When treating advanced renal cell carcinoma (aRCC), oncologists appear to prefer immune checkpoint inhibitor-based therapies regardless of PD-L1 status, according to findings presented at the 2022 American Society of Clinical Oncology (ASCO) Genitourinary Cancers Symposium.
The case-based study aimed to analyze the prescribing behaviors of community oncologists treating patients with aRCC based on their perceptions of results obtained from trials studying the various treatment regimens.
“In May 2021, medical oncologists experienced in treating aRCC were presented with key results from these trials and 2 clinical vignettes,” the authors explained. An audience response system was used to record preferences in treatment and reasons for decisions. Descriptive statistics were used to analyze responses.

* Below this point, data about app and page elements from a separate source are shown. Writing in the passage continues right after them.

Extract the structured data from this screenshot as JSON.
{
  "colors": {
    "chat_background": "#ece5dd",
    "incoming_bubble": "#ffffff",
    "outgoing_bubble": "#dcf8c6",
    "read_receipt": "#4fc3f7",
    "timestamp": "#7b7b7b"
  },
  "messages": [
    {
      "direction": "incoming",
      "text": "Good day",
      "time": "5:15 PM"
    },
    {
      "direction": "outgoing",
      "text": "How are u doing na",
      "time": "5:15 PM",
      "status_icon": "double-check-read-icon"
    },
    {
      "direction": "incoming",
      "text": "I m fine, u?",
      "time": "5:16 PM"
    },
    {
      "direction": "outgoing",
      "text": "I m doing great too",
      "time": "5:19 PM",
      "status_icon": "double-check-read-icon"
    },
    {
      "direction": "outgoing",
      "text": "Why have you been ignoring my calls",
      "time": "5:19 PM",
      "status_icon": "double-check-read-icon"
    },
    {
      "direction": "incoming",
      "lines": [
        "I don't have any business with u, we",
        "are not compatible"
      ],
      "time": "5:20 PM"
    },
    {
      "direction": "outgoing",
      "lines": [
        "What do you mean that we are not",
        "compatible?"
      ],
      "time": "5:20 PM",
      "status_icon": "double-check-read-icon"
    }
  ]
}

A total of 103 oncologists participated in the study. Findings revealed that 76% of the participants would not order PD-L1 testing though 81% would use an ICI-based regimen for treatment. The analysis also found that, for a favorable risk aRCC patient, 65% of participants would prescribe ICI/tyrosine kinase inhibitor (TKI) therapy compared with 47% who would prescribe ICI/ICI therapy. Conversely, in poor risk aRCC patients, ICI/ICI therapy was more likely to be prescribed (52%) compared with ICI/TKI therapy (15%).
Findings analyzing ICI/TKI regimens also showed pembrolizumab/axitinib (PA) to be slightly preferred over nivolumab/cabozantinib (NC) for the both poor risk (21% vs 20%, respectively) and intermediate risk (30% vs 23%, respectively) patient cases. For favorable risk aRCC, PA was found to be significantly preferred over NC (46% vs 19%, respectively).
Results of the study also revealed that the majority of participants considered trials that attained primary or survival endpoints to be strong influencers for decision-making, while trial design, short follow-up, no overall survival data, and high rates of discontinuation were found to be major limitations.
“Providers typically will treat aRCC patients with ICI-based regimens regardless of PD-L1 status and are more likely to prescribe an ICI/TKI regimen for favorable risk and an ICI/ICI regimen for poor risk aRCC,” the study authors concluded. “Given the nonsignificant difference in preference for PA over NC, further research is needed to assess factors influencing providers’ decisions.”
Disclosure: Some study authors declared affiliations with biotech, pharmaceutical, and/or device companies. Please see the original reference for a full list of authors’ disclosures.
Garjra A, Jeune-Smith Y, Vaishampayan UN, Rupard S. Assessing physician prescribing behaviors in first-line (1L) advanced renal cell carcinoma (aRCC): A case-based study. Presented at: ASCO-GU 2022; February 17-19, 2022; Abstract 355.
This article originally appeared on MPR